Joy Curtis

Skeleton Woman

December 4 - January 9, 2021

Opening Reception : December 5, 2020 2-6 pm


Joy Curtis, Plants and Animals, 2020 (detail)Indigo, Osage orange, cochineal, walnut, madder and procion dyes on cotton, metal, spandex, sea sponges and raffia72 × 66 × 16 inches, 182.88 × 167.64 × 40.64 cm

Press Release

The man became drowsy, slid under his sleeping skins, and soon was dreaming. And sometimes as humans sleep, you know, a tear escapes from the dreamer’s eye; we never know what sort of dream causes this, but we know it is either a dream of sadness or longing. And this is what happened to the man. Skeleton Woman saw the tear glisten in the firelight and she became suddenly soooo thirsty. She tinkled and clanked and crawled over to the sleeping man and put her mouth to his tear.

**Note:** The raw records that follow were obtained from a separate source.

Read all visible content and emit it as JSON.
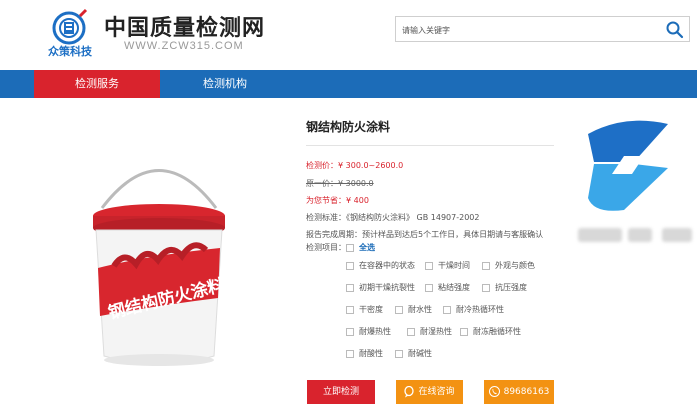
{
  "header": {
    "brand_sub": "众策科技",
    "site_name": "中国质量检测网",
    "site_url": "WWW.ZCW315.COM",
    "search_placeholder": "请输入关键字"
  },
  "nav": {
    "items": [
      {
        "label": "检测服务",
        "active": true
      },
      {
        "label": "检测机构",
        "active": false
      }
    ]
  },
  "product": {
    "image_label": "钢结构防火涂料",
    "title": "钢结构防火涂料",
    "price_label": "检测价：",
    "price_value": "¥ 300.0~2600.0",
    "original_label": "原一价：",
    "original_value": "¥ 3000.0",
    "saving_label": "为您节省：",
    "saving_value": "¥ 400",
    "standard_label": "检测标准：",
    "standard_value": "《钢结构防火涂料》 GB 14907-2002",
    "report_label": "报告完成周期：",
    "report_value": "预计样品到达后5个工作日，具体日期请与客服确认",
    "items_label": "检测项目：",
    "select_all": "全选",
    "options": [
      [
        "在容器中的状态",
        "干燥时间",
        "外观与颜色"
      ],
      [
        "初期干燥抗裂性",
        "粘结强度",
        "抗压强度"
      ],
      [
        "干密度",
        "耐水性",
        "耐冷热循环性"
      ],
      [
        "耐爆热性",
        "耐湿热性",
        "耐冻融循环性"
      ],
      [
        "耐酸性",
        "耐碱性"
      ]
    ]
  },
  "buttons": {
    "detect": "立即检测",
    "consult": "在线咨询",
    "phone": "89686163"
  },
  "colors": {
    "brand_blue": "#1c6cb8",
    "accent_red": "#d9232d",
    "accent_orange": "#f39212"
  }
}
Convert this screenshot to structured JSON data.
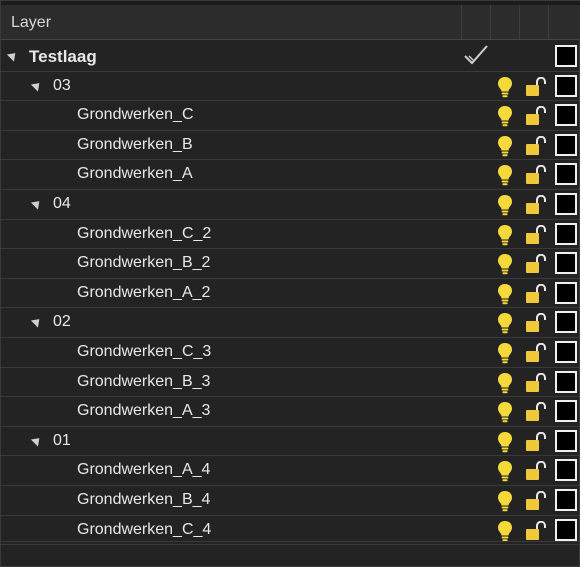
{
  "header": {
    "title": "Layer"
  },
  "tree": [
    {
      "label": "Testlaag",
      "level": 0,
      "expanded": true,
      "visible_icon": "check-icon"
    },
    {
      "label": "03",
      "level": 1,
      "expanded": true
    },
    {
      "label": "Grondwerken_C",
      "level": 2
    },
    {
      "label": "Grondwerken_B",
      "level": 2
    },
    {
      "label": "Grondwerken_A",
      "level": 2
    },
    {
      "label": "04",
      "level": 1,
      "expanded": true
    },
    {
      "label": "Grondwerken_C_2",
      "level": 2
    },
    {
      "label": "Grondwerken_B_2",
      "level": 2
    },
    {
      "label": "Grondwerken_A_2",
      "level": 2
    },
    {
      "label": "02",
      "level": 1,
      "expanded": true
    },
    {
      "label": "Grondwerken_C_3",
      "level": 2
    },
    {
      "label": "Grondwerken_B_3",
      "level": 2
    },
    {
      "label": "Grondwerken_A_3",
      "level": 2
    },
    {
      "label": "01",
      "level": 1,
      "expanded": true
    },
    {
      "label": "Grondwerken_A_4",
      "level": 2
    },
    {
      "label": "Grondwerken_B_4",
      "level": 2
    },
    {
      "label": "Grondwerken_C_4",
      "level": 2
    }
  ],
  "colors": {
    "bulb": "#f5d93a",
    "lock": "#f0c93a",
    "background": "#232323",
    "row_border": "#3a3a3a"
  }
}
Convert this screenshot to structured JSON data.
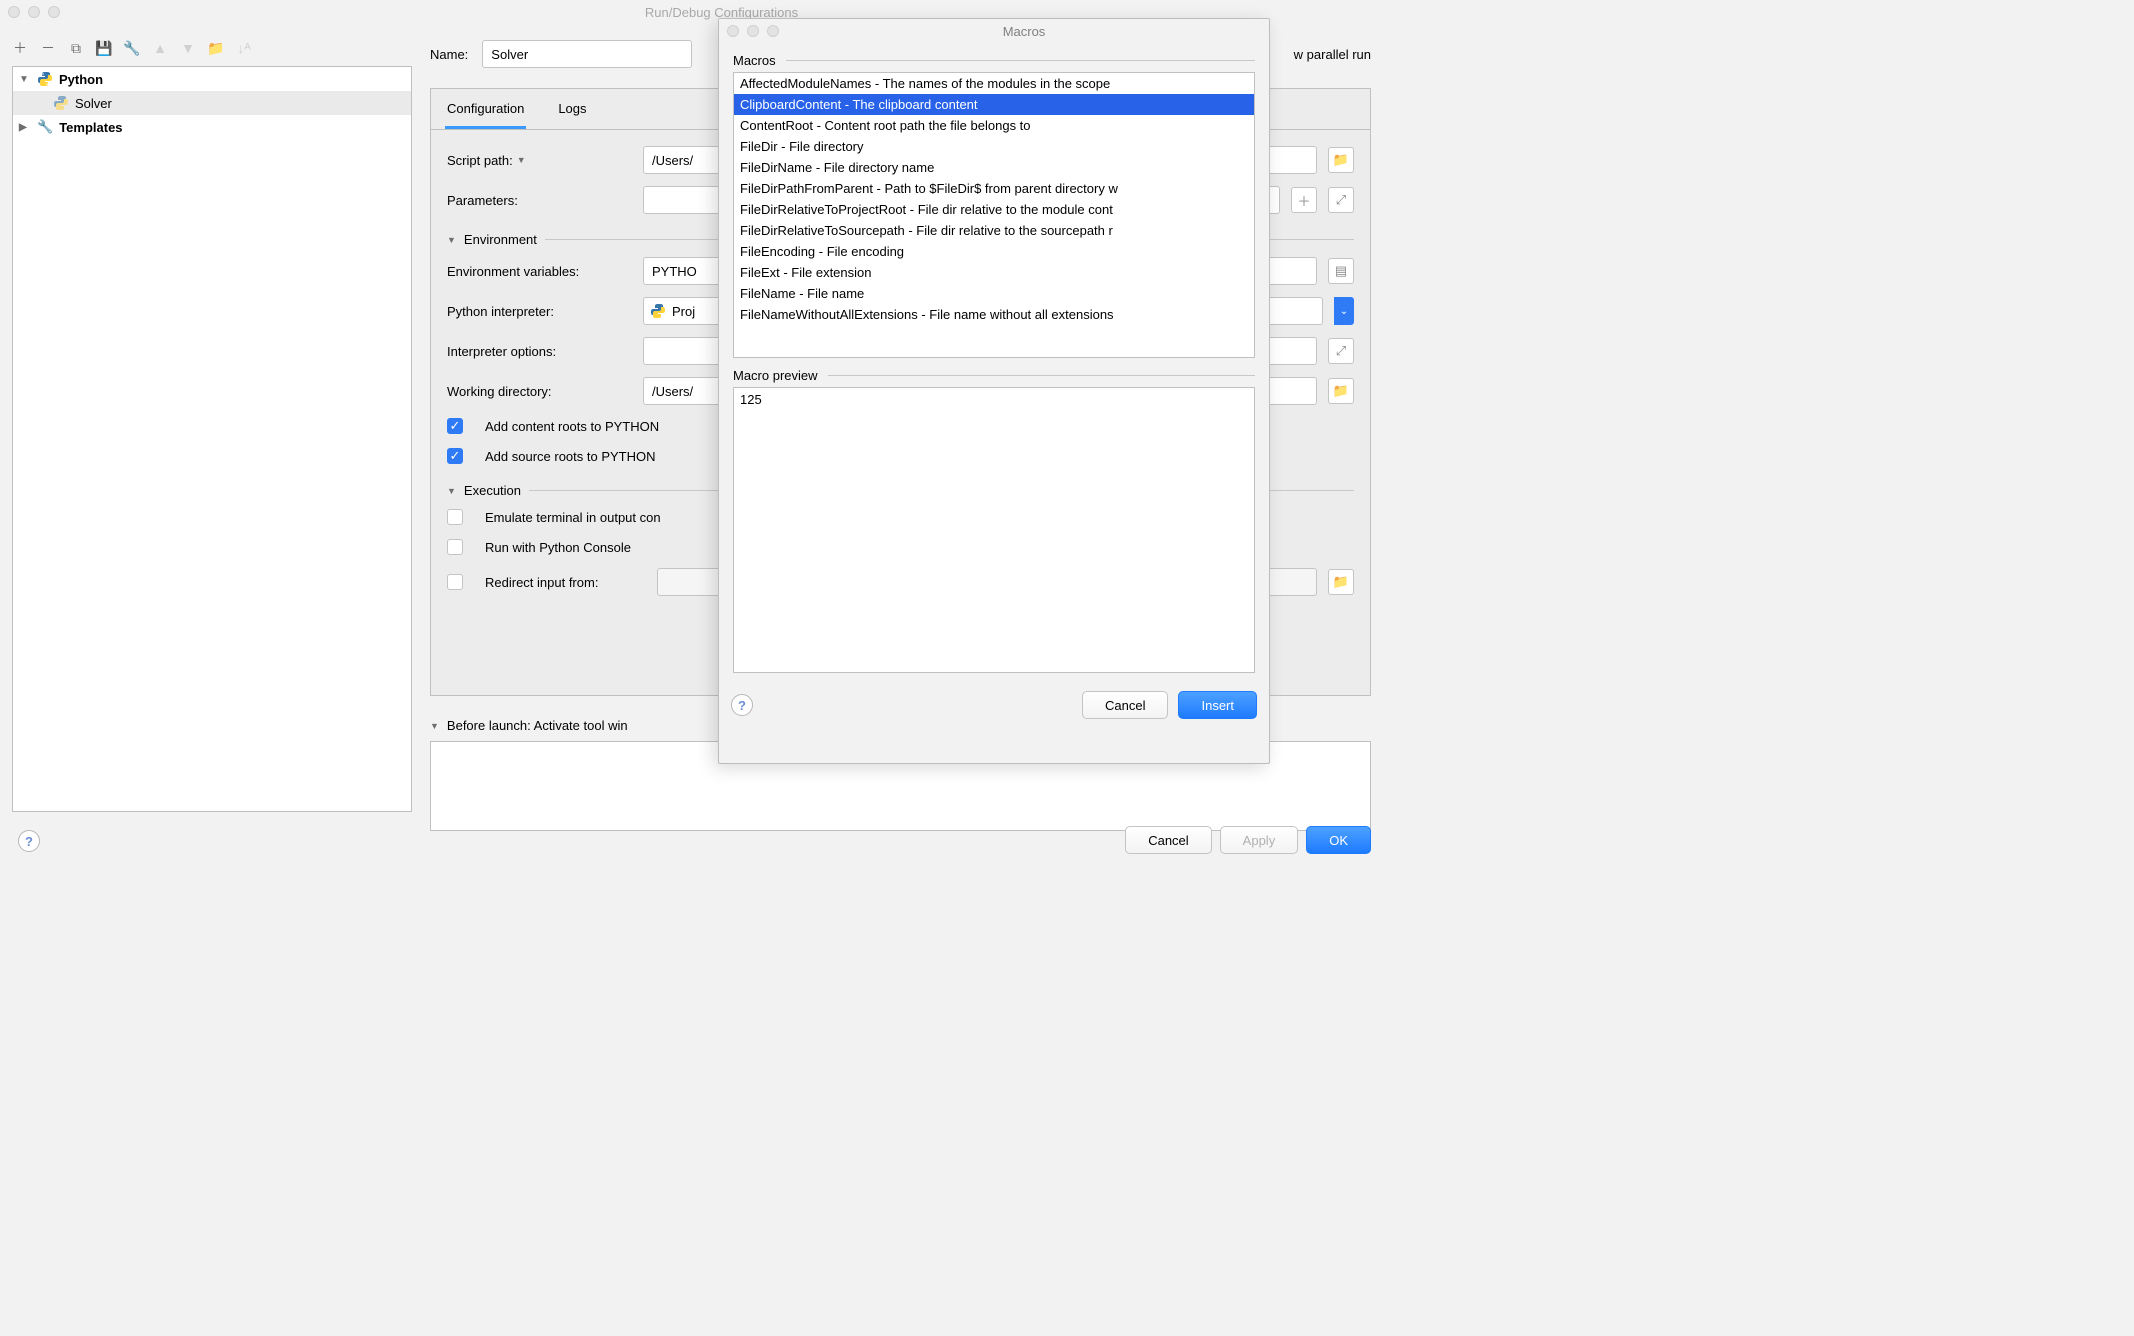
{
  "window": {
    "title": "Run/Debug Configurations"
  },
  "tree": {
    "python": "Python",
    "solver": "Solver",
    "templates": "Templates"
  },
  "form": {
    "name_label": "Name:",
    "name_value": "Solver",
    "allow_parallel": "w parallel run",
    "tabs": {
      "config": "Configuration",
      "logs": "Logs"
    },
    "script_label": "Script path:",
    "script_value": "/Users/",
    "params_label": "Parameters:",
    "env_header": "Environment",
    "envvars_label": "Environment variables:",
    "envvars_value": "PYTHO",
    "interp_label": "Python interpreter:",
    "interp_value": "Proj",
    "interp_opts_label": "Interpreter options:",
    "workdir_label": "Working directory:",
    "workdir_value": "/Users/",
    "add_content": "Add content roots to PYTHON",
    "add_source": "Add source roots to PYTHON",
    "exec_header": "Execution",
    "emulate": "Emulate terminal in output con",
    "run_console": "Run with Python Console",
    "redirect": "Redirect input from:",
    "before": "Before launch: Activate tool win"
  },
  "buttons": {
    "cancel": "Cancel",
    "apply": "Apply",
    "ok": "OK",
    "insert": "Insert"
  },
  "macros": {
    "title": "Macros",
    "group": "Macros",
    "items": [
      "AffectedModuleNames - The names of the modules in the scope",
      "ClipboardContent - The clipboard content",
      "ContentRoot - Content root path the file belongs to",
      "FileDir - File directory",
      "FileDirName - File directory name",
      "FileDirPathFromParent - Path to $FileDir$ from parent directory w",
      "FileDirRelativeToProjectRoot - File dir relative to the module cont",
      "FileDirRelativeToSourcepath - File dir relative to the sourcepath r",
      "FileEncoding - File encoding",
      "FileExt - File extension",
      "FileName - File name",
      "FileNameWithoutAllExtensions - File name without all extensions"
    ],
    "selected_index": 1,
    "preview_label": "Macro preview",
    "preview_value": "125"
  }
}
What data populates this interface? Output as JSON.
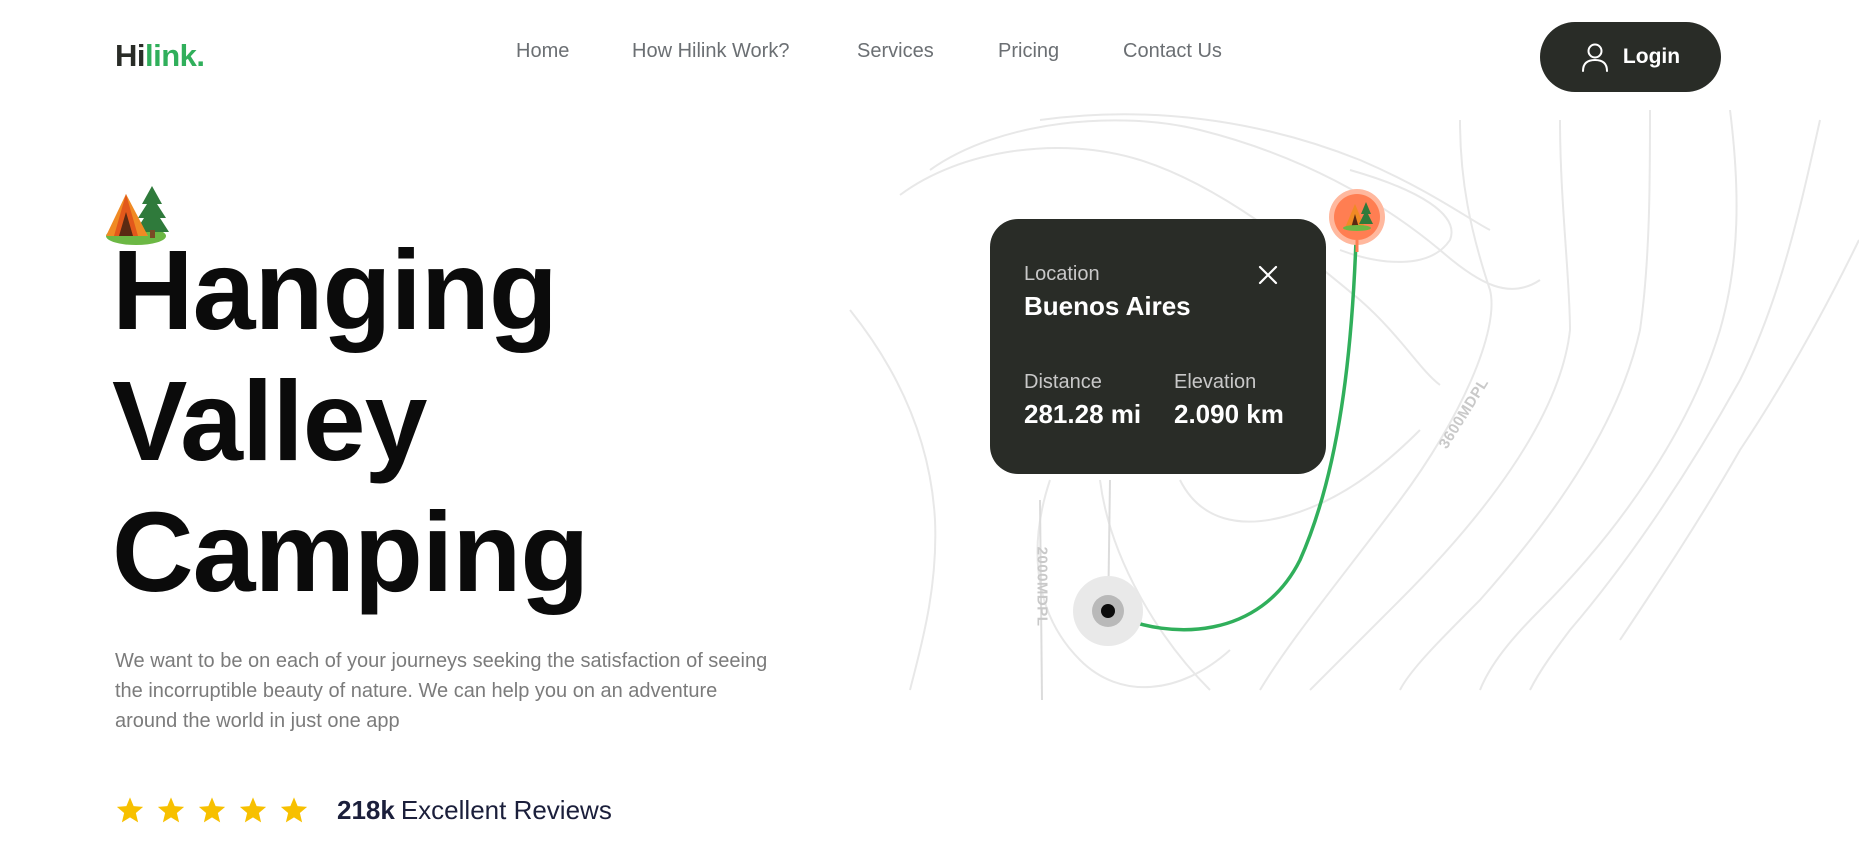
{
  "header": {
    "logo_part1": "Hi",
    "logo_part2": "link.",
    "nav": [
      {
        "label": "Home"
      },
      {
        "label": "How Hilink Work?"
      },
      {
        "label": "Services"
      },
      {
        "label": "Pricing"
      },
      {
        "label": "Contact Us"
      }
    ],
    "login_label": "Login",
    "login_icon": "user-icon"
  },
  "hero": {
    "badge_icon": "camping-tent-icon",
    "title_lines": [
      "Hanging",
      "Valley",
      "Camping"
    ],
    "description": "We want to be on each of your journeys seeking the satisfaction of seeing the incorruptible beauty of nature. We can help you on an adventure around the world in just one app",
    "rating_stars": 5,
    "reviews_count": "218k",
    "reviews_label": "Excellent Reviews"
  },
  "map": {
    "contour_labels": [
      "3600MDPL",
      "2000MDPL"
    ],
    "route_color": "#30af5b",
    "pin_color": "#ff7e52",
    "card": {
      "location_label": "Location",
      "location_value": "Buenos Aires",
      "distance_label": "Distance",
      "distance_value": "281.28 mi",
      "elevation_label": "Elevation",
      "elevation_value": "2.090 km",
      "close_icon": "close-icon"
    }
  },
  "colors": {
    "brand_dark": "#292c27",
    "brand_green": "#30af5b",
    "star": "#f7c000"
  }
}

The single tear was like a river and she drank and drank and drank until her many-years-long thirst was slaked. While lying beside him, she reached inside the sleeping man and took out his heart, the mighty drum. She sat up and banged on both sides of it: Bom Bomm!…..Bom Bomm! As she drummed, she began to sing out “Flesh, flesh, flesh! Flesh, Flesh, Flesh!” And the more she sang, the more her body filled out with flesh. She sang for hair and good eyes and nice fat hands. She sang the divide between her legs, and breasts long enough to wrap for warmth, and all the things a woman needs. And when she was all done, she also sang the sleeping man’s clothes off and crept into his bed with him, skin against skin.

— from “Skeleton Woman” an Inuit story as told by Clarissa Pinkola Estés

Klaus von Nichtssagend Gallery is happy to announce Joy Curtis’s new solo exhibition, Skeleton Woman. This show comprises anthropomorphic sculptures created from hand-dyed canvas, commercially printed fabrics, and cast bronze. Each work’s multivarious elements carry meaning from their sources and cultural histories, pointing to an agricultural and colonial framework built on extractive capitalism and subjugation. By using an array of history-laden materials, Curtis creates visual fables that point to a wish for reckoning and healing in Western culture. Her practice involves research on the origins of commercial fabrics from Dutch wax cloth and indigo to the original dyes used to make the American flag. She layers and juxtaposes decisively contemporary cloths (spandex printed to resemble blue jeans or snakeskin) with others she has dyed herself using pre-modern techniques from a wide range of cultures, as well as ones using contemporary synthetic dyes.

Many of the works’ titles – for example, Ghost Dance, The Inner Hospital, and Plants and Animals – signal that each sculpture describes a rich inner world, one which can be deciphered through its material references, but not fully understood. A knotting of cultures is evident in Wonder Valley Channel, which is made of spandex printed in a snakeskin pattern, sewn into stuffed tubes and snaked through a lattice of natural canvas and looping copper wire. Animal Medicine has mammalian shadow puppets peeking up behind screens of indigo-dyed silk. Beneath the menagerie are two figure-like columns made of canvas with feet and hands sewn from Indonesian batik prints and Dutch wax cloth.

Joy Curtis lives and works in Brooklyn, New York. She has exhibited recently at Ohio University Art Gallery, Ceysson & Bénétière, and Pelham Arts Center. Her work was included in the “Found Outside” exhibition at the Aldrich Contemporary Art Museum. Her practice has been covered in the New Yorker, Hyperallergic, Time Out New York, and Artcritical.